#### Task description
Output the entries in full and verbatim, pictures omitted.

BEGIN

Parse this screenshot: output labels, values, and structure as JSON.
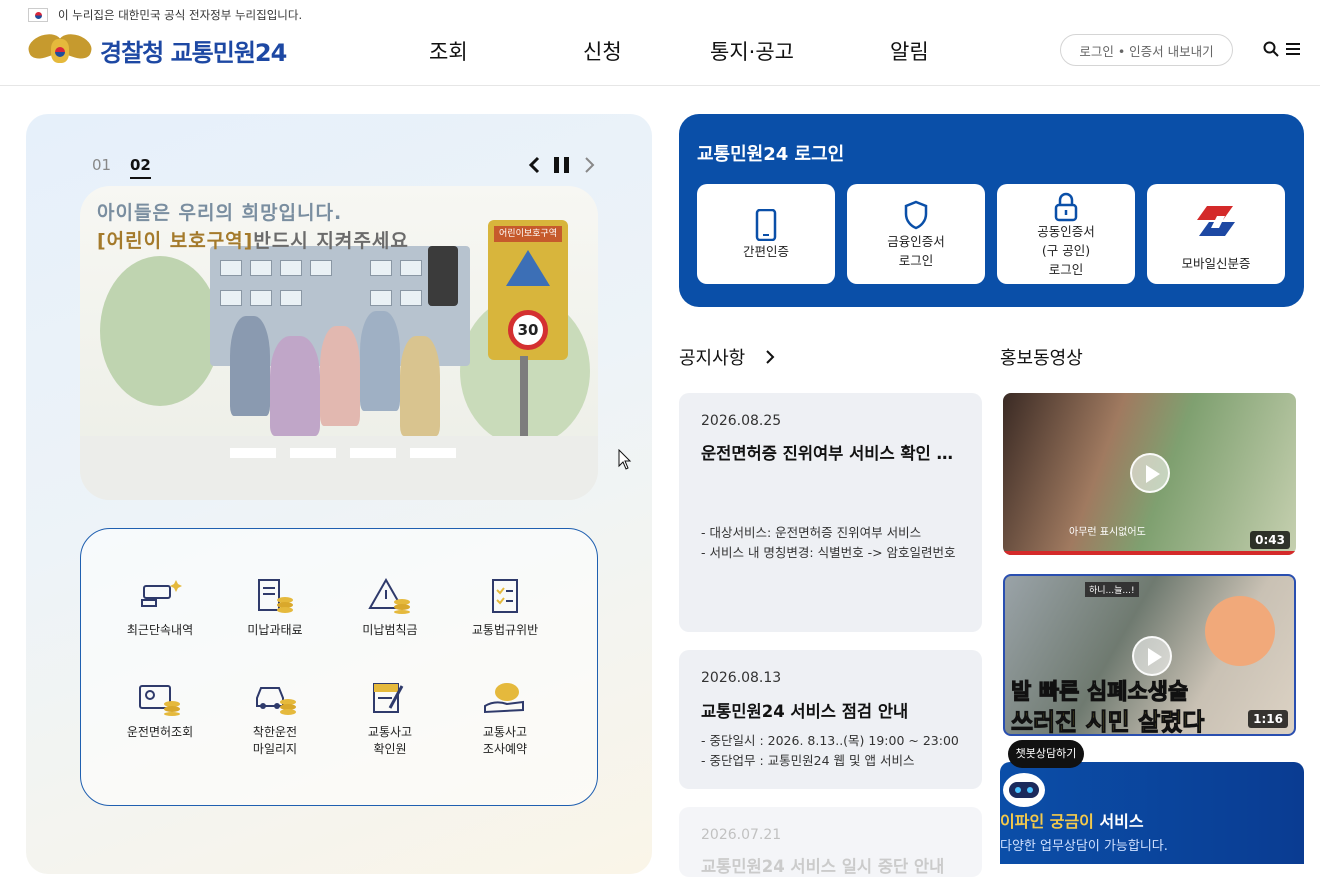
{
  "gov_banner": {
    "text": "이 누리집은 대한민국 공식 전자정부 누리집입니다."
  },
  "header": {
    "logo_text": "경찰청 교통민원24",
    "nav": [
      "조회",
      "신청",
      "통지·공고",
      "알림"
    ],
    "login_pill": "로그인 • 인증서 내보내기"
  },
  "slider": {
    "pages": [
      "01",
      "02"
    ],
    "active_page": "02",
    "banner_line1": "아이들은 우리의 희망입니다.",
    "banner_line2_bracket": "[어린이 보호구역]",
    "banner_line2_rest": "반드시 지켜주세요",
    "sign_label": "어린이보호구역",
    "speed": "30"
  },
  "quick_menu": [
    {
      "icon": "camera-icon",
      "label": "최근단속내역"
    },
    {
      "icon": "receipt-coins-icon",
      "label": "미납과태료"
    },
    {
      "icon": "warning-coins-icon",
      "label": "미납범칙금"
    },
    {
      "icon": "checklist-icon",
      "label": "교통법규위반"
    },
    {
      "icon": "id-card-coins-icon",
      "label": "운전면허조회"
    },
    {
      "icon": "car-coins-icon",
      "label": "착한운전\n마일리지"
    },
    {
      "icon": "document-pen-icon",
      "label": "교통사고\n확인원"
    },
    {
      "icon": "hand-piggy-icon",
      "label": "교통사고\n조사예약"
    }
  ],
  "login": {
    "title": "교통민원24 로그인",
    "buttons": [
      {
        "icon": "phone-icon",
        "label": "간편인증"
      },
      {
        "icon": "shield-icon",
        "label": "금융인증서\n로그인"
      },
      {
        "icon": "lock-icon",
        "label": "공동인증서\n(구 공인)\n로그인"
      },
      {
        "icon": "mobile-id-icon",
        "label": "모바일신분증"
      }
    ]
  },
  "notices": {
    "title": "공지사항",
    "items": [
      {
        "date": "2026.08.25",
        "title": "운전면허증 진위여부 서비스 확인 방법 변경 안내",
        "lines": [
          "- 대상서비스: 운전면허증 진위여부 서비스",
          "- 서비스 내 명칭변경: 식별번호 -> 암호일련번호"
        ]
      },
      {
        "date": "2026.08.13",
        "title": "교통민원24 서비스 점검 안내",
        "lines": [
          "- 중단일시 : 2026. 8.13..(목) 19:00 ~ 23:00",
          "- 중단업무 : 교통민원24 웹 및 앱 서비스"
        ]
      },
      {
        "date": "2026.07.21",
        "title": "교통민원24 서비스 일시 중단 안내",
        "lines": []
      }
    ]
  },
  "videos": {
    "title": "홍보동영상",
    "items": [
      {
        "duration": "0:43",
        "caption": "아무런 표시없어도"
      },
      {
        "duration": "1:16",
        "caption_top": "발 빠른 심폐소생술",
        "caption_bottom": "쓰러진 시민 살렸다",
        "bubble": "하니...늘...!"
      }
    ]
  },
  "chatbot": {
    "bubble": "챗봇상담하기",
    "title_accent": "이파인 궁금이",
    "title_rest": " 서비스",
    "subtitle": "다양한 업무상담이 가능합니다."
  },
  "colors": {
    "brand": "#0a4fa8",
    "accent": "#f2c94c"
  }
}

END

#### Result
Parse this screenshot: output labels, values, and structure as JSON.
{
  "gov_banner": {
    "text": "이 누리집은 대한민국 공식 전자정부 누리집입니다."
  },
  "header": {
    "logo_text": "경찰청 교통민원24",
    "nav": [
      "조회",
      "신청",
      "통지·공고",
      "알림"
    ],
    "login_pill": "로그인 • 인증서 내보내기"
  },
  "slider": {
    "pages": [
      "01",
      "02"
    ],
    "active_page": "02",
    "banner_line1": "아이들은 우리의 희망입니다.",
    "banner_line2_bracket": "[어린이 보호구역]",
    "banner_line2_rest": "반드시 지켜주세요",
    "sign_label": "어린이보호구역",
    "speed": "30"
  },
  "quick_menu": [
    {
      "icon": "camera-icon",
      "label": "최근단속내역"
    },
    {
      "icon": "receipt-coins-icon",
      "label": "미납과태료"
    },
    {
      "icon": "warning-coins-icon",
      "label": "미납범칙금"
    },
    {
      "icon": "checklist-icon",
      "label": "교통법규위반"
    },
    {
      "icon": "id-card-coins-icon",
      "label": "운전면허조회"
    },
    {
      "icon": "car-coins-icon",
      "label": "착한운전\n마일리지"
    },
    {
      "icon": "document-pen-icon",
      "label": "교통사고\n확인원"
    },
    {
      "icon": "hand-piggy-icon",
      "label": "교통사고\n조사예약"
    }
  ],
  "login": {
    "title": "교통민원24 로그인",
    "buttons": [
      {
        "icon": "phone-icon",
        "label": "간편인증"
      },
      {
        "icon": "shield-icon",
        "label": "금융인증서\n로그인"
      },
      {
        "icon": "lock-icon",
        "label": "공동인증서\n(구 공인)\n로그인"
      },
      {
        "icon": "mobile-id-icon",
        "label": "모바일신분증"
      }
    ]
  },
  "notices": {
    "title": "공지사항",
    "items": [
      {
        "date": "2026.08.25",
        "title": "운전면허증 진위여부 서비스 확인 방법 변경 안내",
        "lines": [
          "- 대상서비스: 운전면허증 진위여부 서비스",
          "- 서비스 내 명칭변경: 식별번호 -> 암호일련번호"
        ]
      },
      {
        "date": "2026.08.13",
        "title": "교통민원24 서비스 점검 안내",
        "lines": [
          "- 중단일시 : 2026. 8.13..(목) 19:00 ~ 23:00",
          "- 중단업무 : 교통민원24 웹 및 앱 서비스"
        ]
      },
      {
        "date": "2026.07.21",
        "title": "교통민원24 서비스 일시 중단 안내",
        "lines": []
      }
    ]
  },
  "videos": {
    "title": "홍보동영상",
    "items": [
      {
        "duration": "0:43",
        "caption": "아무런 표시없어도"
      },
      {
        "duration": "1:16",
        "caption_top": "발 빠른 심폐소생술",
        "caption_bottom": "쓰러진 시민 살렸다",
        "bubble": "하니...늘...!"
      }
    ]
  },
  "chatbot": {
    "bubble": "챗봇상담하기",
    "title_accent": "이파인 궁금이",
    "title_rest": " 서비스",
    "subtitle": "다양한 업무상담이 가능합니다."
  },
  "colors": {
    "brand": "#0a4fa8",
    "accent": "#f2c94c"
  }
}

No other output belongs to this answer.